Whichever lines include the word "active", copy them as they appear in the data.

Extracted records:

::::

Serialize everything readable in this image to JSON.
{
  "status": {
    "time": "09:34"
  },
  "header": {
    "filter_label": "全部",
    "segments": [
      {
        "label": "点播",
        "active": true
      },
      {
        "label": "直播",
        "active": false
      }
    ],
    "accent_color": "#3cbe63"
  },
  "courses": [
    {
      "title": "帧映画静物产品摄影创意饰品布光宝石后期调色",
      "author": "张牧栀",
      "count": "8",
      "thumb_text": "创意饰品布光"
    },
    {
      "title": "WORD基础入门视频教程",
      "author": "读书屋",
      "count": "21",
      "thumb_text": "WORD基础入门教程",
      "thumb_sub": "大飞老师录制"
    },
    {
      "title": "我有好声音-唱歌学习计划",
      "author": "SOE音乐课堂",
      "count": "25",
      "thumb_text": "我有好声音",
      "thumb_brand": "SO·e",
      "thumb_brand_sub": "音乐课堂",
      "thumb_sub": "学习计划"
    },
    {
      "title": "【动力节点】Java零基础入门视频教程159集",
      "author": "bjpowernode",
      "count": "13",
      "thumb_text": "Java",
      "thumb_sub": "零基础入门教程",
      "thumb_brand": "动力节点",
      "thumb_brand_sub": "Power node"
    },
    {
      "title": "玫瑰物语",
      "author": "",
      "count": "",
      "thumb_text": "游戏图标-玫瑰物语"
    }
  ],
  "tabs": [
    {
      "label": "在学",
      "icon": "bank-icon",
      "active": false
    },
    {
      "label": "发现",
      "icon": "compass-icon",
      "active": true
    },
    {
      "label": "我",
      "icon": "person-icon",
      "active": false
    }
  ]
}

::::

__WRITTEN SOLUTION__:
        "active": true
        "active": false
      "active": false
      "active": true
      "active": false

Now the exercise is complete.